It’s odd that a book that purports to be upfront about sexuality gives so little intimate access. Offerman and Mullally recount one frankly startling sexual anecdote (mutual masturbation in the Sistine Chapel). Otherwise, though, their discussion of sex is brief and largely fatuitous. The chapters on sex and religion could have been omitted from the book without any real loss. The authors are so obviously uncomfortable discussing these matters in detail that they’d be better served to leave them alone.

The Greatest Love Story Ever Told is at its best discussing Mullally’s origins and career. Her dysfunctional family history feeds into accounts of learning to both withdraw from the world and perform from attention. Mullally’s solo chapter “My Life as a Stripper” playfully explores her father’s “performances” of his own death and her mother’s, which child-Megan both does and doesn’t accept. Megan’s early judgements of the performance world are likewise funny and disturbing: “Playboy Bunny?? That’s a lowly occupation. It’s no stripping, but I guess it pays the bills.”

Offerman’s life has already been explored in two books, and its history of Midwestern virtue and comfort could be abbreviated without much loss. After Mullally summarizes his family as “like a Norman Rockwell painting,” there’s little more to be said.

The book doesn’t entirely hold together. While the authors’ romance is real, its lack of conflict gives them no real place to go. Later chapters lose their focus and sense of purpose. As the performance energy wanes, so does the charm. Multiple references to “demanding book editors” might be intended as humor, but it’s also clear that they were rushed to finish and submitted what material they had, whether it was top-notch or (as the later chapters) not.

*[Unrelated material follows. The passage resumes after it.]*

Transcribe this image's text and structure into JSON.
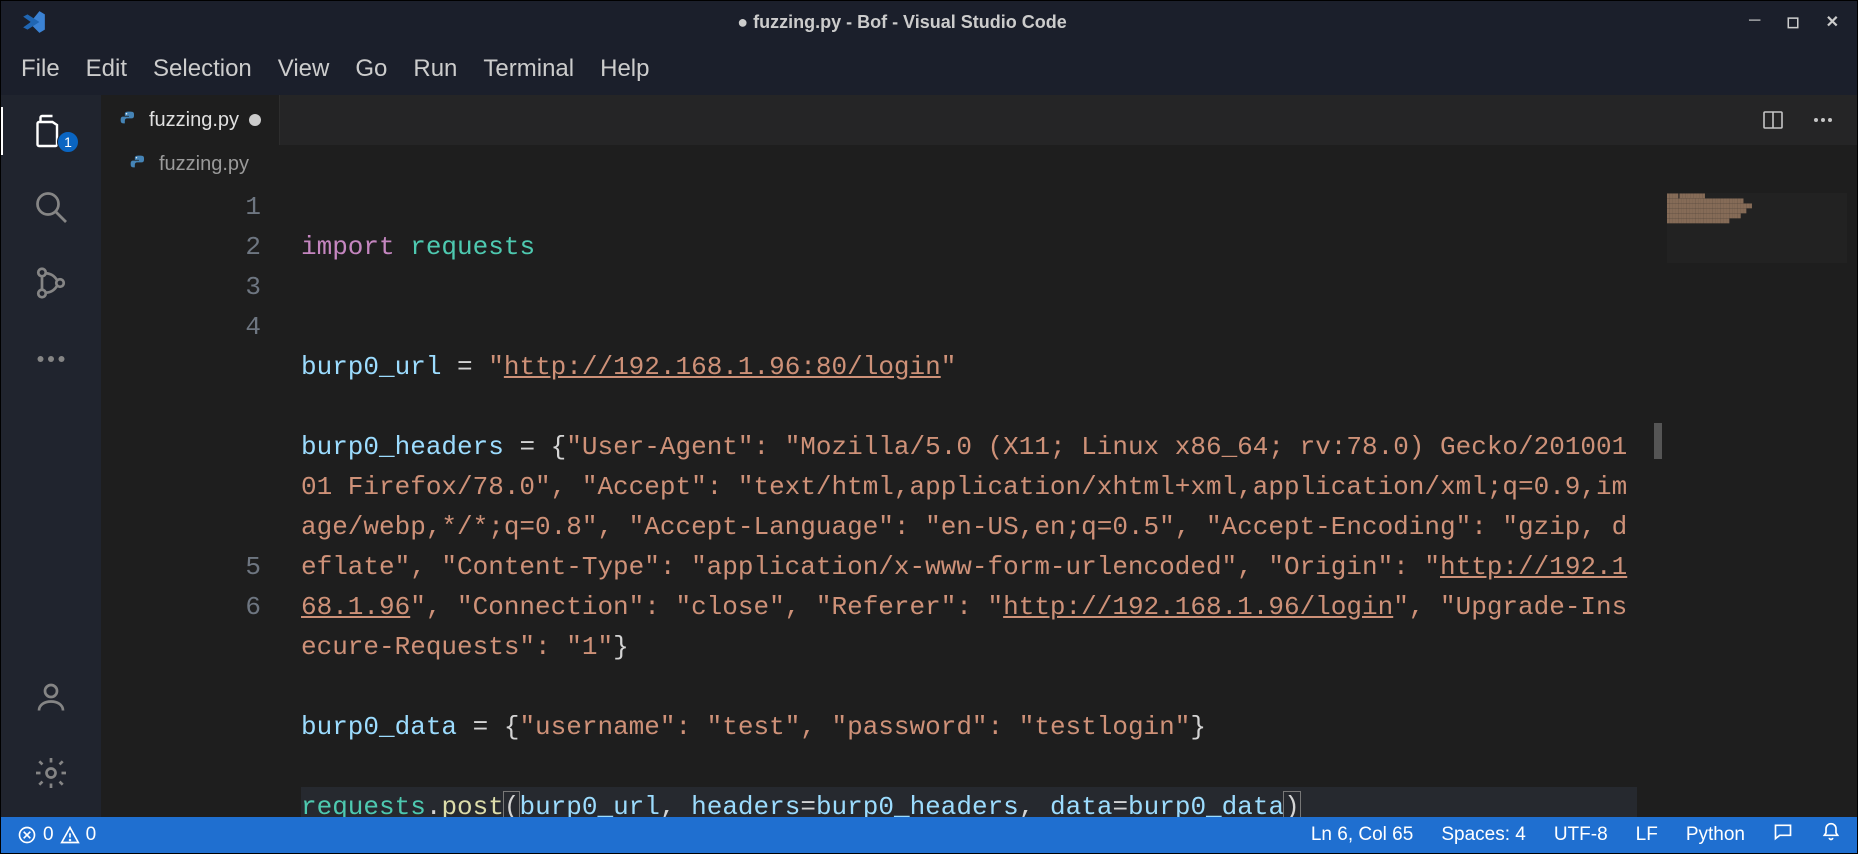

Perhaps Tolstoy was right. All happy families are the same, even when the family is made up of comedic stars. But fans of Offerman and Mullally will likely still enjoy this book. When they’re on, they’re wonderful, and it’s easy to be happy for them.